**Task**
The count of lines below that include the string "true" is the whole answer.

**Records for this exercise**
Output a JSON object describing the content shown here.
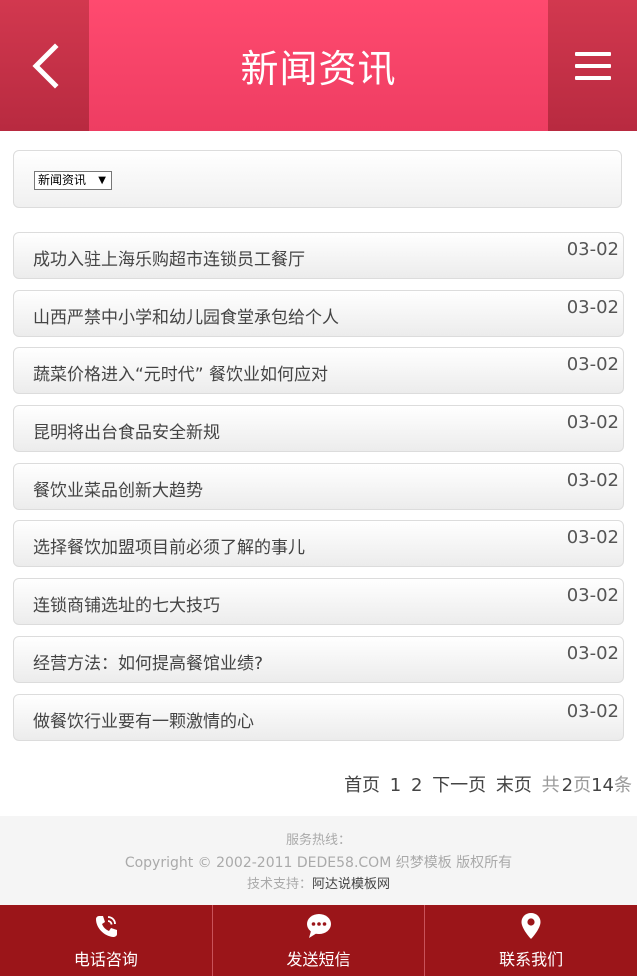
{
  "header": {
    "title": "新闻资讯"
  },
  "filter": {
    "selected": "新闻资讯"
  },
  "news": [
    {
      "title": "成功入驻上海乐购超市连锁员工餐厅",
      "date": "03-02"
    },
    {
      "title": "山西严禁中小学和幼儿园食堂承包给个人",
      "date": "03-02"
    },
    {
      "title": "蔬菜价格进入“元时代” 餐饮业如何应对",
      "date": "03-02"
    },
    {
      "title": "昆明将出台食品安全新规",
      "date": "03-02"
    },
    {
      "title": "餐饮业菜品创新大趋势",
      "date": "03-02"
    },
    {
      "title": "选择餐饮加盟项目前必须了解的事儿",
      "date": "03-02"
    },
    {
      "title": "连锁商铺选址的七大技巧",
      "date": "03-02"
    },
    {
      "title": "经营方法：如何提高餐馆业绩?",
      "date": "03-02"
    },
    {
      "title": "做餐饮行业要有一颗激情的心",
      "date": "03-02"
    }
  ],
  "pager": {
    "first": "首页",
    "page1": "1",
    "page2": "2",
    "next": "下一页",
    "last": "末页",
    "total_prefix": "共",
    "total_pages": "2",
    "pages_unit": "页",
    "total_items": "14",
    "items_unit": "条"
  },
  "footer": {
    "hotline": "服务热线：",
    "copyright": "Copyright © 2002-2011 DEDE58.COM 织梦模板 版权所有",
    "support_label": "技术支持：",
    "support_link": "阿达说模板网"
  },
  "bottom_bar": {
    "phone": "电话咨询",
    "sms": "发送短信",
    "contact": "联系我们"
  },
  "colors": {
    "header": "#ee3d62",
    "bottom_bar": "#9b1519"
  }
}
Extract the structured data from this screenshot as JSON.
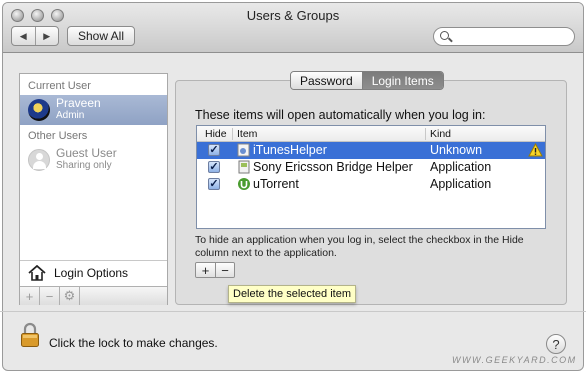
{
  "window": {
    "title": "Users & Groups"
  },
  "toolbar": {
    "show_all_label": "Show All",
    "back_glyph": "◀",
    "forward_glyph": "▶",
    "search_placeholder": ""
  },
  "sidebar": {
    "current_user_header": "Current User",
    "current_user": {
      "name": "Praveen",
      "role": "Admin"
    },
    "other_users_header": "Other Users",
    "other_users": [
      {
        "name": "Guest User",
        "status": "Sharing only"
      }
    ],
    "login_options_label": "Login Options",
    "buttons": {
      "add": "+",
      "remove": "−",
      "action": "⚙"
    }
  },
  "tabs": [
    {
      "label": "Password",
      "active": false
    },
    {
      "label": "Login Items",
      "active": true
    }
  ],
  "login_items": {
    "heading": "These items will open automatically when you log in:",
    "columns": {
      "hide": "Hide",
      "item": "Item",
      "kind": "Kind"
    },
    "rows": [
      {
        "hide": true,
        "item": "iTunesHelper",
        "kind": "Unknown",
        "selected": true,
        "warning": true,
        "icon": "itunes-helper-icon"
      },
      {
        "hide": true,
        "item": "Sony Ericsson Bridge Helper",
        "kind": "Application",
        "selected": false,
        "warning": false,
        "icon": "sony-ericsson-icon"
      },
      {
        "hide": true,
        "item": "uTorrent",
        "kind": "Application",
        "selected": false,
        "warning": false,
        "icon": "utorrent-icon"
      }
    ],
    "hint": "To hide an application when you log in, select the checkbox in the Hide column next to the application.",
    "add_label": "+",
    "remove_label": "−",
    "tooltip": "Delete the selected item"
  },
  "footer": {
    "lock_text": "Click the lock to make changes.",
    "help_label": "?"
  },
  "watermark": "WWW.GEEKYARD.COM",
  "colors": {
    "selection": "#3a70d6",
    "sidebar_selection": "#9aabcb",
    "tooltip_bg": "#ffffc6"
  }
}
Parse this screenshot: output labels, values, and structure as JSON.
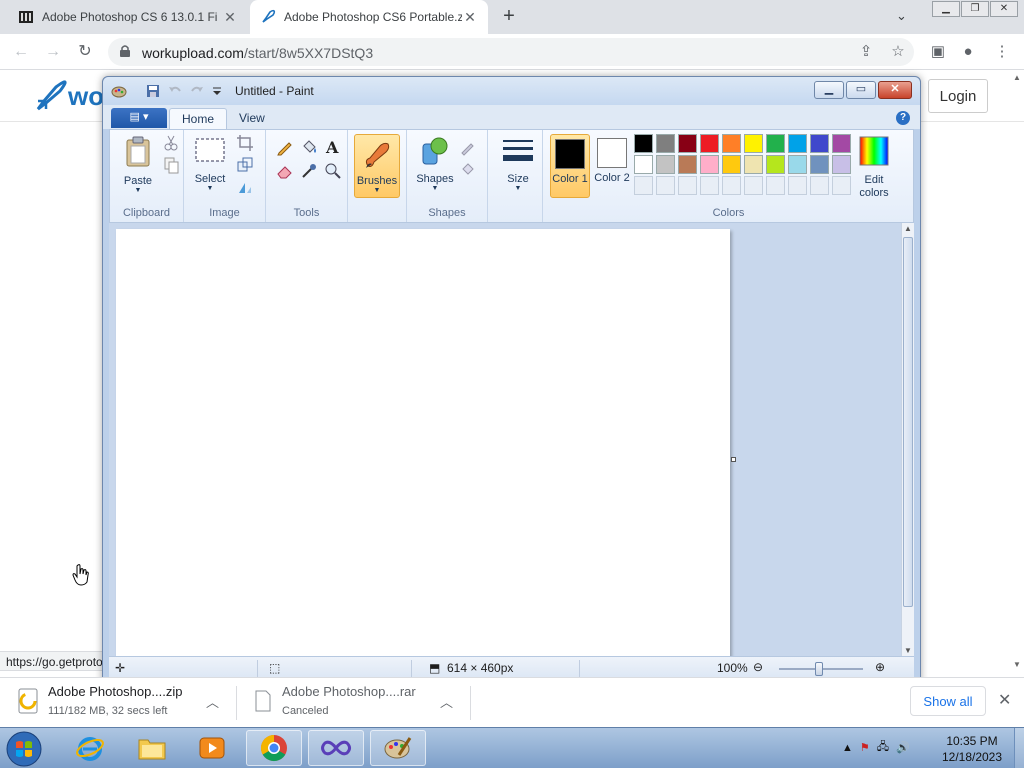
{
  "browser": {
    "tabs": [
      {
        "title": "Adobe Photoshop CS 6 13.0.1 Fi",
        "active": false
      },
      {
        "title": "Adobe Photoshop CS6 Portable.z",
        "active": true
      }
    ],
    "new_tab": "+",
    "url_host": "workupload.com",
    "url_path": "/start/8w5XX7DStQ3",
    "status_url": "https://go.getproto"
  },
  "site": {
    "logo_text": "wo",
    "login_label": "Login"
  },
  "paint": {
    "title": "Untitled - Paint",
    "tabs": [
      "Home",
      "View"
    ],
    "groups": {
      "clipboard": "Clipboard",
      "image": "Image",
      "tools": "Tools",
      "shapes": "Shapes",
      "colors": "Colors"
    },
    "buttons": {
      "paste": "Paste",
      "select": "Select",
      "brushes": "Brushes",
      "shapes": "Shapes",
      "size": "Size",
      "color1": "Color 1",
      "color2": "Color 2",
      "edit_colors": "Edit colors"
    },
    "color1_value": "#000000",
    "color2_value": "#ffffff",
    "palette_row1": [
      "#000000",
      "#7f7f7f",
      "#880015",
      "#ed1c24",
      "#ff7f27",
      "#fff200",
      "#22b14c",
      "#00a2e8",
      "#3f48cc",
      "#a349a4"
    ],
    "palette_row2": [
      "#ffffff",
      "#c3c3c3",
      "#b97a57",
      "#ffaec9",
      "#ffc90e",
      "#efe4b0",
      "#b5e61d",
      "#99d9ea",
      "#7092be",
      "#c8bfe7"
    ],
    "status": {
      "canvas_size": "614 × 460px",
      "zoom": "100%"
    }
  },
  "downloads": [
    {
      "name": "Adobe Photoshop....zip",
      "sub": "111/182 MB, 32 secs left"
    },
    {
      "name": "Adobe Photoshop....rar",
      "sub": "Canceled"
    }
  ],
  "show_all_label": "Show all",
  "taskbar": {
    "time": "10:35 PM",
    "date": "12/18/2023"
  }
}
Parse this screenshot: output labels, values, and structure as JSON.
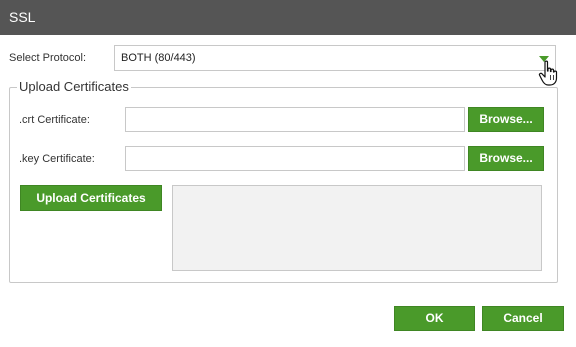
{
  "dialog": {
    "title": "SSL"
  },
  "protocol": {
    "label": "Select Protocol:",
    "selected": "BOTH (80/443)"
  },
  "upload": {
    "legend": "Upload Certificates",
    "crt_label": ".crt Certificate:",
    "key_label": ".key Certificate:",
    "crt_value": "",
    "key_value": "",
    "browse_label": "Browse...",
    "upload_button_label": "Upload Certificates"
  },
  "footer": {
    "ok_label": "OK",
    "cancel_label": "Cancel"
  },
  "colors": {
    "accent": "#4a9a2a",
    "titlebar": "#555555"
  }
}
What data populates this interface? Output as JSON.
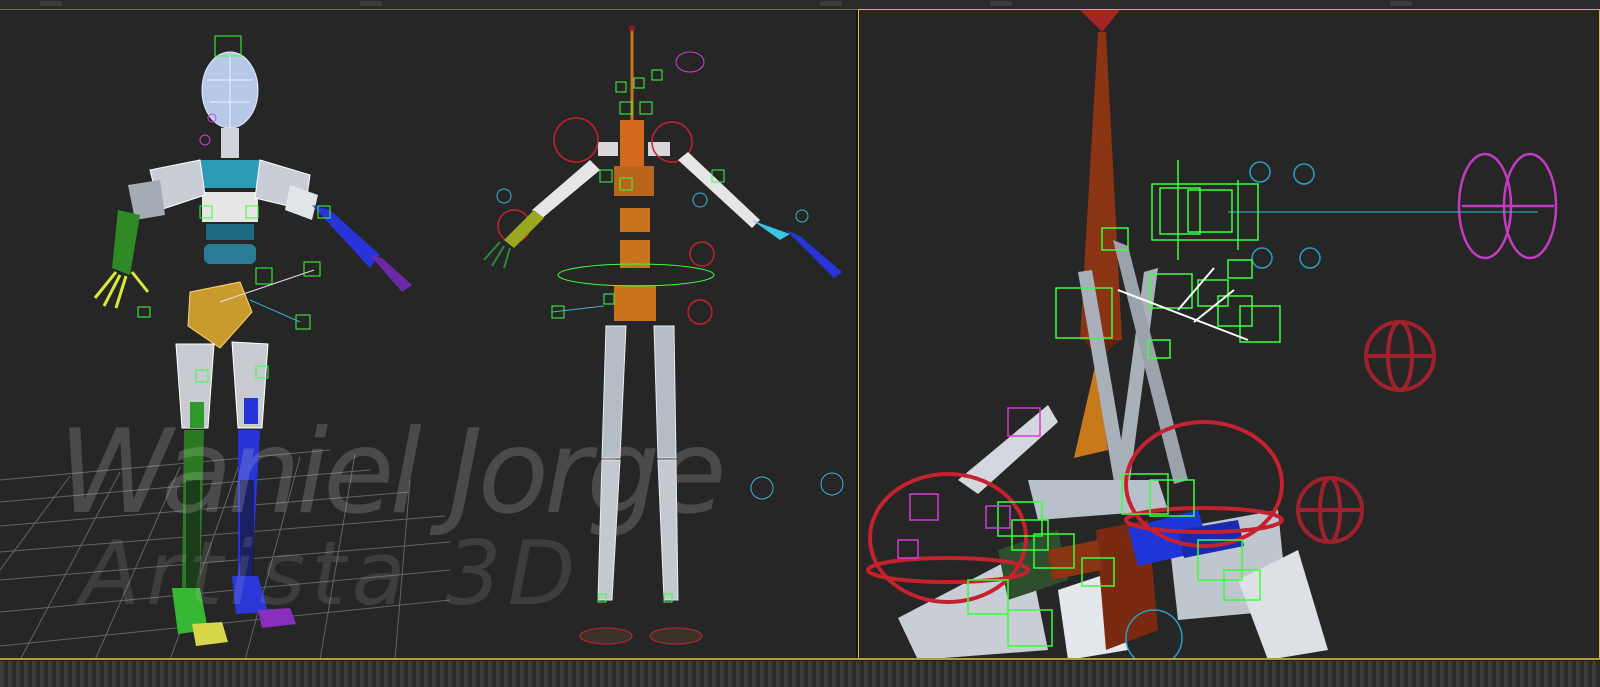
{
  "app": {
    "name": "3D character rig viewports"
  },
  "watermark": {
    "line1": "Waniel Jorge",
    "line2": "Artista 3D"
  },
  "viewports": [
    {
      "id": "left",
      "content": "two biped rigs in T-pose (perspective + front)"
    },
    {
      "id": "right",
      "content": "zoomed rig close-up, active viewport"
    }
  ],
  "colors": {
    "viewport_bg": "#262626",
    "active_border": "#d8b24a",
    "grid": "#6f6f6f",
    "control_green": "#39ff3c",
    "control_red": "#c4222e",
    "control_magenta": "#d23cd2",
    "control_cyan": "#38b5d6",
    "bone_gray": "#a8b0ba",
    "bone_blue": "#2634d8",
    "bone_orange": "#c8741c",
    "bone_brown": "#8a3414"
  },
  "icons": [
    "grid-floor-icon",
    "character-rig-icon",
    "helper-control-icon"
  ]
}
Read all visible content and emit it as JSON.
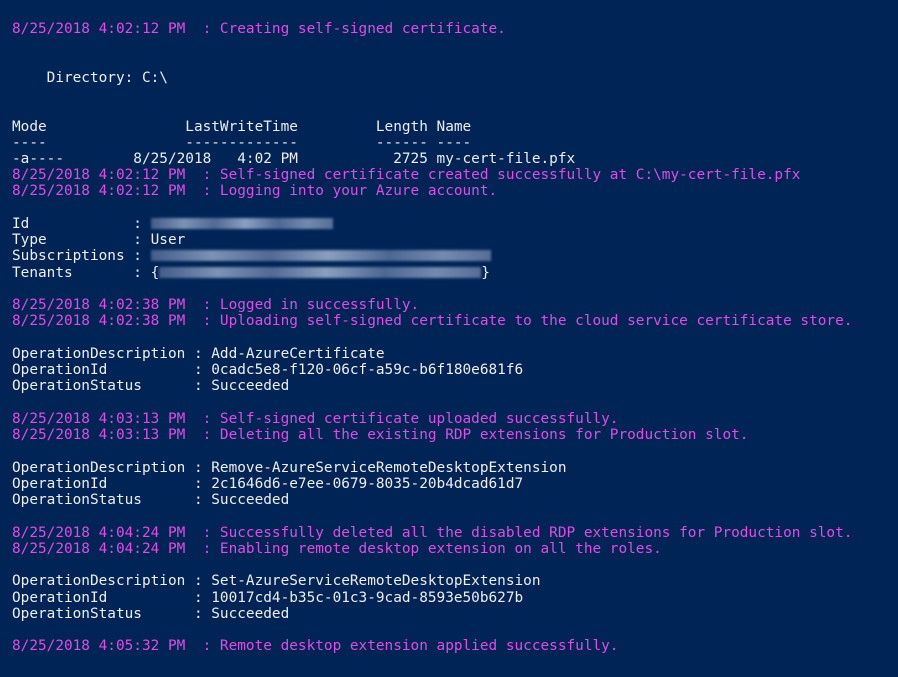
{
  "console": {
    "lines": [
      {
        "kind": "log",
        "text": "8/25/2018 4:02:12 PM  : Creating self-signed certificate."
      },
      {
        "kind": "out",
        "text": "    Directory: C:\\"
      },
      {
        "kind": "out",
        "text": "Mode                LastWriteTime         Length Name"
      },
      {
        "kind": "out",
        "text": "----                -------------         ------ ----"
      },
      {
        "kind": "out",
        "text": "-a----        8/25/2018   4:02 PM           2725 my-cert-file.pfx"
      },
      {
        "kind": "log",
        "text": "8/25/2018 4:02:12 PM  : Self-signed certificate created successfully at C:\\my-cert-file.pfx"
      },
      {
        "kind": "log",
        "text": "8/25/2018 4:02:12 PM  : Logging into your Azure account."
      },
      {
        "kind": "out",
        "text": "Id            : "
      },
      {
        "kind": "out",
        "text": "Type          : User"
      },
      {
        "kind": "out",
        "text": "Subscriptions : "
      },
      {
        "kind": "out",
        "text": "Tenants       : {"
      },
      {
        "kind": "log",
        "text": "8/25/2018 4:02:38 PM  : Logged in successfully."
      },
      {
        "kind": "log",
        "text": "8/25/2018 4:02:38 PM  : Uploading self-signed certificate to the cloud service certificate store."
      },
      {
        "kind": "out",
        "text": "OperationDescription : Add-AzureCertificate"
      },
      {
        "kind": "out",
        "text": "OperationId          : 0cadc5e8-f120-06cf-a59c-b6f180e681f6"
      },
      {
        "kind": "out",
        "text": "OperationStatus      : Succeeded"
      },
      {
        "kind": "log",
        "text": "8/25/2018 4:03:13 PM  : Self-signed certificate uploaded successfully."
      },
      {
        "kind": "log",
        "text": "8/25/2018 4:03:13 PM  : Deleting all the existing RDP extensions for Production slot."
      },
      {
        "kind": "out",
        "text": "OperationDescription : Remove-AzureServiceRemoteDesktopExtension"
      },
      {
        "kind": "out",
        "text": "OperationId          : 2c1646d6-e7ee-0679-8035-20b4dcad61d7"
      },
      {
        "kind": "out",
        "text": "OperationStatus      : Succeeded"
      },
      {
        "kind": "log",
        "text": "8/25/2018 4:04:24 PM  : Successfully deleted all the disabled RDP extensions for Production slot."
      },
      {
        "kind": "log",
        "text": "8/25/2018 4:04:24 PM  : Enabling remote desktop extension on all the roles."
      },
      {
        "kind": "out",
        "text": "OperationDescription : Set-AzureServiceRemoteDesktopExtension"
      },
      {
        "kind": "out",
        "text": "OperationId          : 10017cd4-b35c-01c3-9cad-8593e50b627b"
      },
      {
        "kind": "out",
        "text": "OperationStatus      : Succeeded"
      },
      {
        "kind": "log",
        "text": "8/25/2018 4:05:32 PM  : Remote desktop extension applied successfully."
      }
    ],
    "tenants_suffix": "}"
  },
  "colors": {
    "background": "#012456",
    "log_text": "#e24ce2",
    "output_text": "#eeedf0"
  }
}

**Response area**
7